• I get that I can bootstrap stuff and get V2 (V1+Vt) through boost converters or charge pumps or some other manner, but my question isn't really after how to get V2. Placing it as a signal I thought implied that I already had that. Now the LTC4444 circuit is interesting, but what I'm really asking is what is in the "high side level shifter" in the "Block Diagram" of that datasheet. – horta Jun 7 '14 at 0:04
• @horta look at figure 23 in this document ti.com/lit/ml/slup169/slup169.pdf - this is one method but there are others and my personal favourite bootstraps the PWM signal via a capacitor. – Andy aka Jun 7 '14 at 10:06
• Awesome!
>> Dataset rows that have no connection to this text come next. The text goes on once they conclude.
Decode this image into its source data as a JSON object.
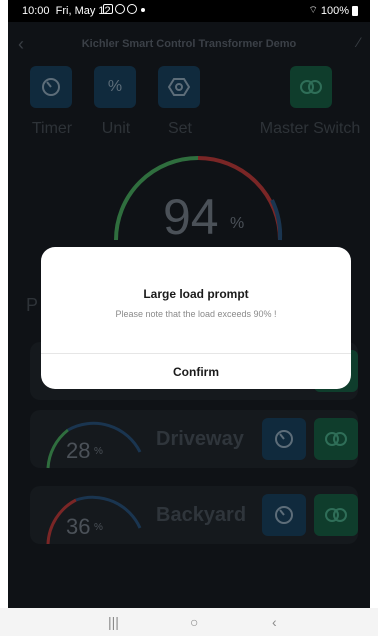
{
  "status_bar": {
    "time": "10:00",
    "date": "Fri, May 12",
    "battery": "100%"
  },
  "header": {
    "title": "Kichler Smart Control Transformer Demo"
  },
  "functions": [
    {
      "label": "Timer",
      "icon": "timer-icon"
    },
    {
      "label": "Unit",
      "icon": "percent-icon"
    },
    {
      "label": "Set",
      "icon": "hexagon-settings-icon"
    },
    {
      "label": "Master Switch",
      "icon": "toggle-icon"
    }
  ],
  "gauge": {
    "value": "94",
    "unit": "%",
    "level_percent": 94
  },
  "section_initial": "P",
  "zones": [
    {
      "name": "Driveway",
      "value": "28",
      "unit": "%",
      "level_percent": 28
    },
    {
      "name": "Backyard",
      "value": "36",
      "unit": "%",
      "level_percent": 36
    }
  ],
  "dialog": {
    "title": "Large load prompt",
    "message": "Please note that the load exceeds 90% !",
    "confirm_label": "Confirm"
  },
  "colors": {
    "timer_tile": "#102a3d",
    "switch_tile": "#0f3d2c",
    "gauge_green": "#2f6e3e",
    "gauge_red": "#7a2626",
    "gauge_blue": "#1a3550"
  }
}
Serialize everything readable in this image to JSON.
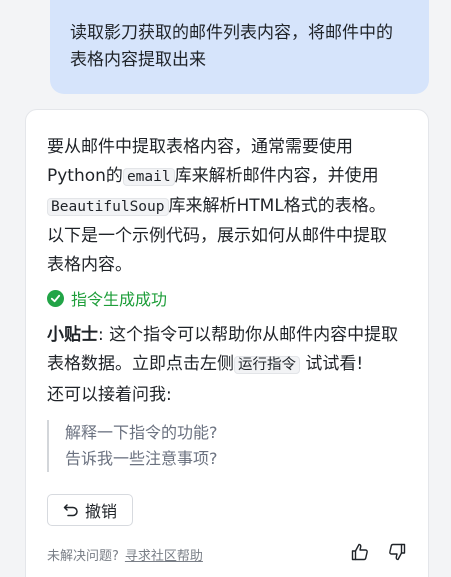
{
  "user_message": "读取影刀获取的邮件列表内容，将邮件中的表格内容提取出来",
  "answer": {
    "line1": "要从邮件中提取表格内容，通常需要使用",
    "python_prefix": "Python的",
    "code_email": "email",
    "after_email": "库来解析邮件内容，并使用",
    "code_bs": "BeautifulSoup",
    "after_bs": "库来解析HTML格式的表格。",
    "line4": "以下是一个示例代码，展示如何从邮件中提取",
    "line5": "表格内容。"
  },
  "success_text": "指令生成成功",
  "tip": {
    "label": "小贴士",
    "text1": ": 这个指令可以帮助你从邮件内容中提取",
    "text2": "表格数据。立即点击左侧",
    "code": "运行指令",
    "text3": " 试试看!"
  },
  "ask_label": "还可以接着问我:",
  "suggestions": [
    "解释一下指令的功能?",
    "告诉我一些注意事项?"
  ],
  "undo_label": "撤销",
  "footer": {
    "question": "未解决问题?",
    "link": "寻求社区帮助"
  },
  "icons": {
    "success": "check-circle-icon",
    "undo": "undo-icon",
    "like": "thumb-up-icon",
    "dislike": "thumb-down-icon"
  },
  "colors": {
    "user_bubble": "#d6e4fb",
    "success": "#22a447",
    "muted": "#6b7280"
  }
}
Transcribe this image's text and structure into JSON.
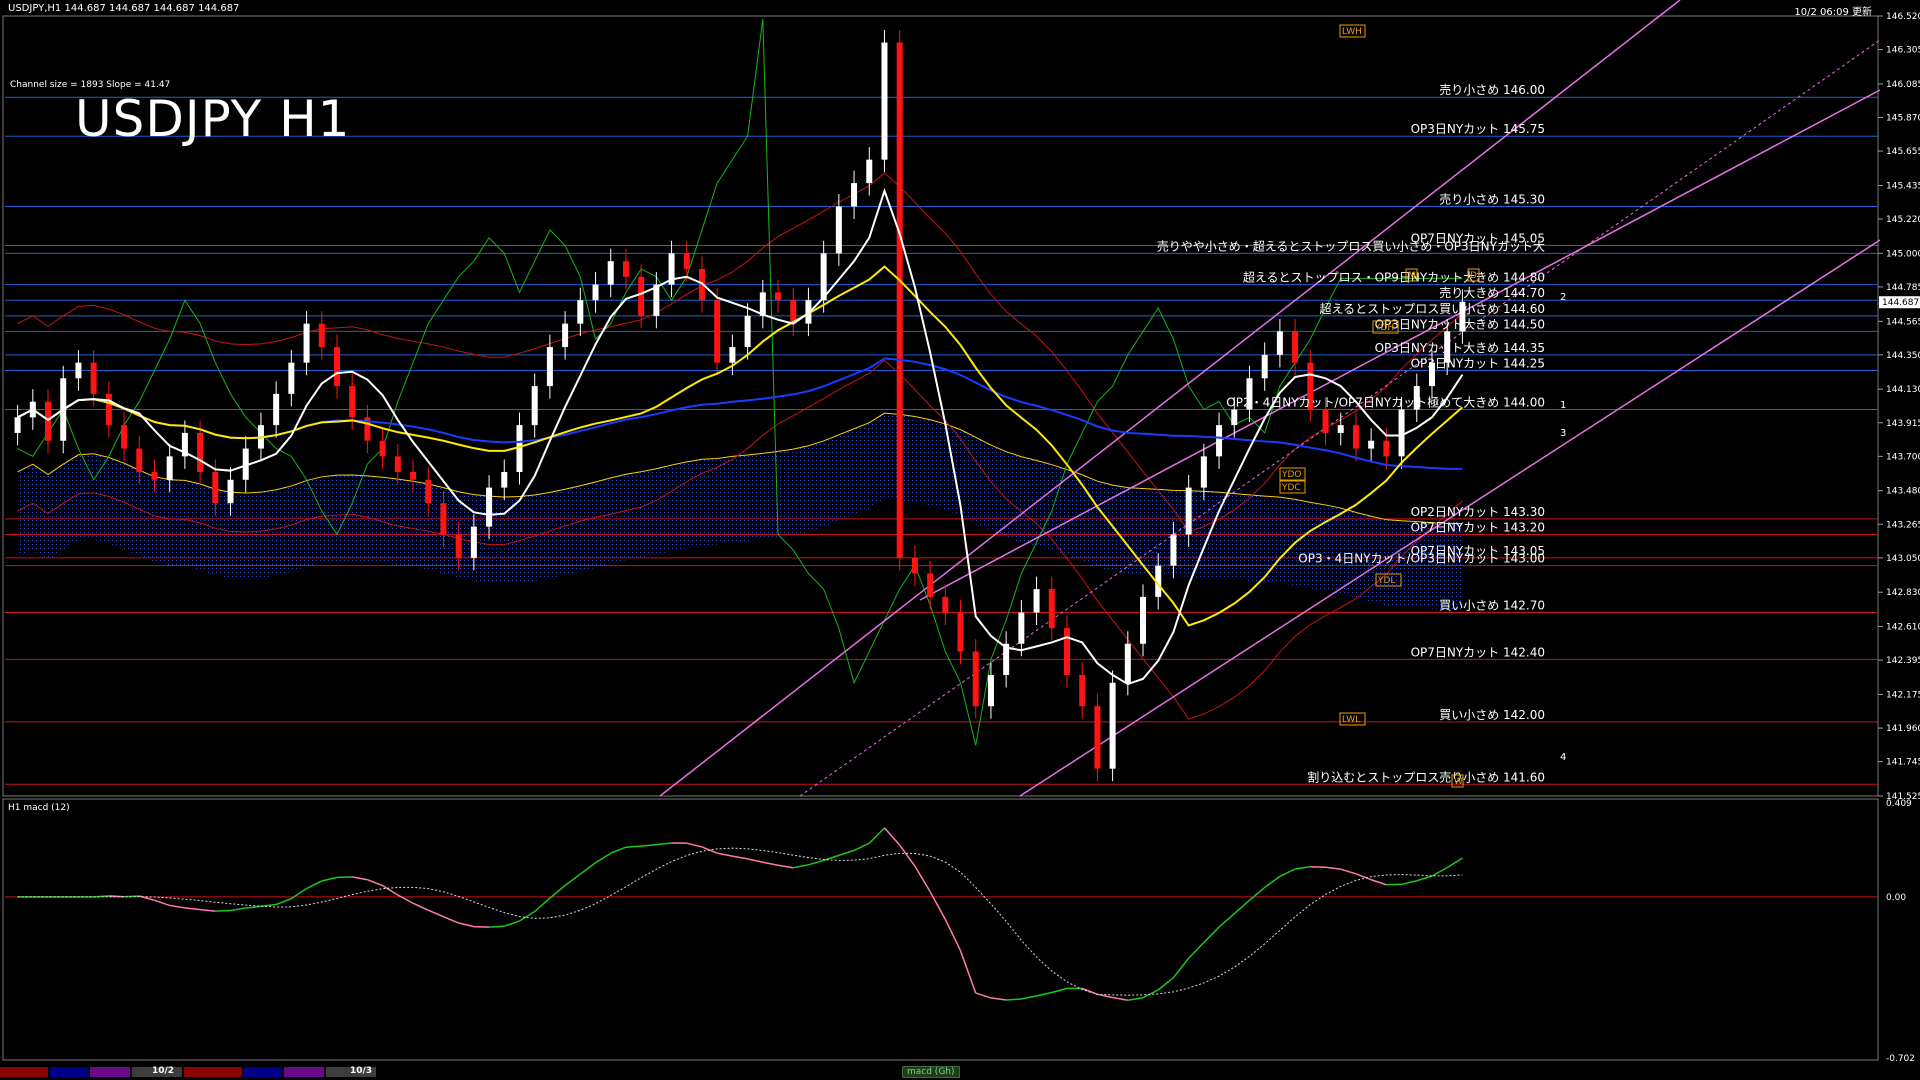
{
  "header": {
    "symbol_line": "USDJPY,H1  144.687 144.687 144.687 144.687",
    "datetime": "10/2 06:09 更新",
    "channel_info": "Channel size = 1893 Slope = 41.47",
    "big_title": "USDJPY H1",
    "subwindow_label": "H1 macd (12)",
    "macd_tab": "macd (Gh)",
    "date_tabs": [
      "10/2",
      "10/3"
    ]
  },
  "colors": {
    "background": "#000000",
    "grid_blue": "#1e5fd4",
    "grid_red": "#c81414",
    "bull_candle": "#ffffff",
    "bear_candle": "#ff1414",
    "channel": "#e870e8",
    "ma_white": "#ffffff",
    "ma_yellow": "#ffea00",
    "ma_blue": "#1a3cff",
    "bollinger": "#c81414",
    "chikou": "#19b419",
    "cloud_upper": "#ffd000",
    "macd_green": "#1cc81c",
    "macd_pink": "#ff7ab4"
  },
  "chart_data": {
    "type": "candlestick",
    "title": "USDJPY H1",
    "ylim": [
      141.525,
      146.52
    ],
    "y_ticks": [
      "146.520",
      "146.305",
      "146.085",
      "145.870",
      "145.655",
      "145.435",
      "145.220",
      "145.000",
      "144.785",
      "144.565",
      "144.350",
      "144.130",
      "143.915",
      "143.700",
      "143.480",
      "143.265",
      "143.050",
      "142.830",
      "142.610",
      "142.395",
      "142.175",
      "141.960",
      "141.745",
      "141.525"
    ],
    "current_price": "144.687",
    "levels": [
      {
        "price": 146.0,
        "color": "blue",
        "label": "売り小さめ 146.00"
      },
      {
        "price": 145.75,
        "color": "blue",
        "label": "OP3日NYカット 145.75"
      },
      {
        "price": 145.3,
        "color": "blue",
        "label": "売り小さめ 145.30"
      },
      {
        "price": 145.05,
        "color": "blue",
        "label": "OP7日NYカット 145.05"
      },
      {
        "price": 145.0,
        "color": "blue",
        "label": "売りやや小さめ・超えるとストップロス買い小さめ・OP3日NYカット大"
      },
      {
        "price": 144.8,
        "color": "blue",
        "label": "超えるとストップロス・OP9日NYカット大きめ 144.80"
      },
      {
        "price": 144.7,
        "color": "blue",
        "label": "売り大きめ 144.70"
      },
      {
        "price": 144.6,
        "color": "blue",
        "label": "超えるとストップロス買い小さめ 144.60"
      },
      {
        "price": 144.5,
        "color": "blue",
        "label": "OP3日NYカット大きめ 144.50"
      },
      {
        "price": 144.35,
        "color": "blue",
        "label": "OP3日NYカット大きめ 144.35"
      },
      {
        "price": 144.25,
        "color": "blue",
        "label": "OP3日NYカット 144.25"
      },
      {
        "price": 144.0,
        "color": "blue",
        "label": "OP2・4日NYカット/OP7日NYカット極めて大きめ 144.00"
      },
      {
        "price": 143.3,
        "color": "red",
        "label": "OP2日NYカット 143.30"
      },
      {
        "price": 143.2,
        "color": "red",
        "label": "OP7日NYカット 143.20"
      },
      {
        "price": 143.05,
        "color": "red",
        "label": "OP7日NYカット 143.05"
      },
      {
        "price": 143.0,
        "color": "red",
        "label": "OP3・4日NYカット/OP3日NYカット 143.00"
      },
      {
        "price": 142.7,
        "color": "red",
        "label": "買い小さめ 142.70"
      },
      {
        "price": 142.4,
        "color": "red",
        "label": "OP7日NYカット 142.40"
      },
      {
        "price": 142.0,
        "color": "red",
        "label": "買い小さめ 142.00"
      },
      {
        "price": 141.6,
        "color": "red",
        "label": "割り込むとストップロス売り小さめ 141.60"
      }
    ],
    "zone_labels": [
      "LWH",
      "LWL",
      "YDH",
      "YDO",
      "YDC",
      "YDL",
      "W",
      "M",
      "D"
    ],
    "channel_numbers": [
      "2",
      "3",
      "1",
      "4"
    ],
    "candles_close": [
      143.95,
      144.05,
      143.8,
      144.2,
      144.3,
      144.1,
      143.9,
      143.75,
      143.6,
      143.55,
      143.7,
      143.85,
      143.6,
      143.4,
      143.55,
      143.75,
      143.9,
      144.1,
      144.3,
      144.55,
      144.4,
      144.15,
      143.95,
      143.8,
      143.7,
      143.6,
      143.55,
      143.4,
      143.2,
      143.05,
      143.25,
      143.5,
      143.6,
      143.9,
      144.15,
      144.4,
      144.55,
      144.7,
      144.8,
      144.95,
      144.85,
      144.6,
      144.8,
      145.0,
      144.9,
      144.7,
      144.3,
      144.4,
      144.6,
      144.75,
      144.7,
      144.55,
      144.7,
      145.0,
      145.3,
      145.45,
      145.6,
      146.35,
      143.05,
      142.95,
      142.8,
      142.7,
      142.45,
      142.1,
      142.3,
      142.5,
      142.7,
      142.85,
      142.6,
      142.3,
      142.1,
      141.7,
      142.25,
      142.5,
      142.8,
      143.0,
      143.2,
      143.5,
      143.7,
      143.9,
      144.0,
      144.2,
      144.35,
      144.5,
      144.3,
      144.0,
      143.85,
      143.9,
      143.75,
      143.8,
      143.7,
      144.0,
      144.15,
      144.3,
      144.5,
      144.69
    ],
    "macd": {
      "zero": 0.0,
      "ylim": [
        -0.702,
        0.409
      ],
      "y_ticks": [
        "0.409",
        "0.00",
        "-0.702"
      ]
    }
  }
}
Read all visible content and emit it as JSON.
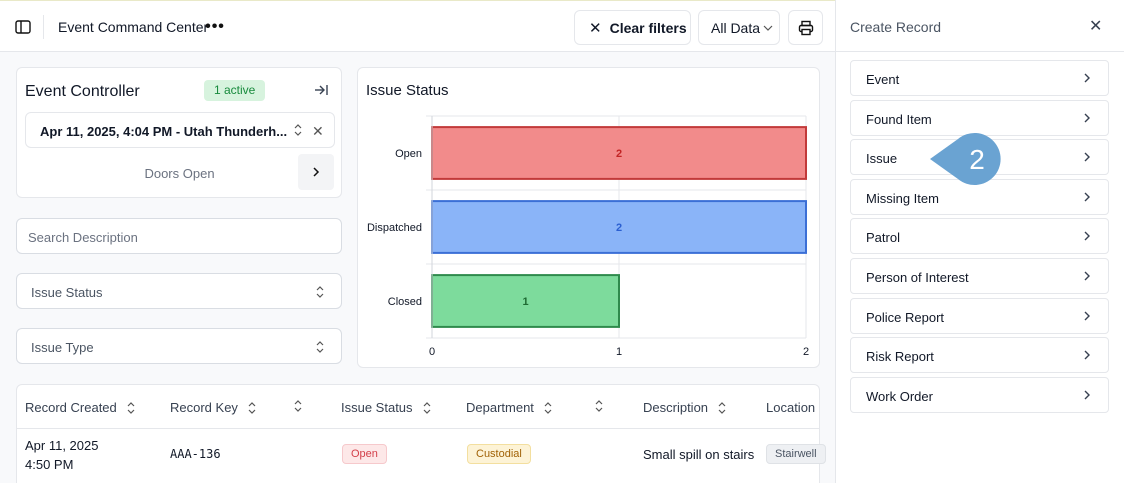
{
  "topbar": {
    "title": "Event Command Center",
    "more_label": "•••",
    "clear_filters_label": "Clear filters",
    "all_data_label": "All Data"
  },
  "controller": {
    "title": "Event Controller",
    "active_badge": "1 active",
    "event_value": "Apr 11, 2025, 4:04 PM - Utah Thunderh...",
    "status_text": "Doors Open"
  },
  "filters": {
    "search_placeholder": "Search Description",
    "issue_status_label": "Issue Status",
    "issue_type_label": "Issue Type"
  },
  "chart_data": {
    "type": "bar",
    "orientation": "horizontal",
    "title": "Issue Status",
    "categories": [
      "Open",
      "Dispatched",
      "Closed"
    ],
    "values": [
      2,
      2,
      1
    ],
    "data_labels": [
      "2",
      "2",
      "1"
    ],
    "colors": [
      "#f28b8b",
      "#8ab4f8",
      "#7ddb9c"
    ],
    "border_colors": [
      "#c23a3a",
      "#3b6fd6",
      "#2f8a4c"
    ],
    "label_colors": [
      "#c22424",
      "#2b5fd1",
      "#1e6b33"
    ],
    "xlim": [
      0,
      2
    ],
    "x_ticks": [
      "0",
      "1",
      "2"
    ],
    "grid": true,
    "xlabel": "",
    "ylabel": ""
  },
  "table": {
    "columns": [
      "Record Created",
      "Record Key",
      "Issue Status",
      "Department",
      "Description",
      "Location"
    ],
    "rows": [
      {
        "created_date": "Apr 11, 2025",
        "created_time": "4:50 PM",
        "key": "AAA-136",
        "status": "Open",
        "department": "Custodial",
        "description": "Small spill on stairs",
        "location": "Stairwell"
      }
    ]
  },
  "panel": {
    "title": "Create Record",
    "items": [
      "Event",
      "Found Item",
      "Issue",
      "Missing Item",
      "Patrol",
      "Person of Interest",
      "Police Report",
      "Risk Report",
      "Work Order"
    ]
  },
  "step_badge": "2",
  "colors": {
    "accent_step": "#6aa3d2",
    "active_badge_bg": "#d7f3de",
    "active_badge_text": "#178a3c"
  }
}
That's what I was after. Thank you for multiple solutions and sticking with me through my poorly worded question. – horta Jun 9 '14 at 14:03

This really isn't a switching circuit. What happens if there is voltage at V1 and V2? Q1 will conduct, since this is just a source follower. Voltage at V2 will put voltage on the gate of Q1 (Vg), and the source will be Vg-Vt. If you are trying to switch off Q1 this circuit won't work since source voltage (Vs) just follows Vg-Vt and will not turn off until Vs is constrained by some voltage from the load or ground. If you are trying to end up with a Q1 Vs of either V2-Vt or whatever Q1 Vg-Vt is with Q2 on, then performance will be poor since Vt varies with temperature and from unit to unit, and Q1 can have large Vds when Q2 is on.

The problem is that Q1 Vg is not referenced to Q1 Vs, so Q1 can't be turned fully on until Vs is constrained by conduction through its channel and can't be turned fully off until Vs is constrained by ground.

A drive that uses a charge pump (or something like that) and is referenced to the source of Q1 will be needed for proper gate control.

• It's expected that there's a voltage at V2 and V1. V2 is expected to be at least at V1+Vt+V_(whatever extra slack you want for temperature variation). Choosing the correct resistors will allow Vg on Q1 to be brought down to ~V1 when Q2 conducts. I don't follow what the issue is. – horta Jun 6 '14 at 23:54
• @horta That is a good example of the issue. If Vg drops to ~V1 when Q2 is on then Vs will be V1-Vt, not off. – gsills Jun 7 '14 at 20:55
• Ah I understand where you're coming from. I should have noted that the output voltage was assumed to be between two known voltages and would not drop below Vg. I'm starting to think that my question was terribly worded. Sorry about that. – horta Jun 9 '14 at 14:01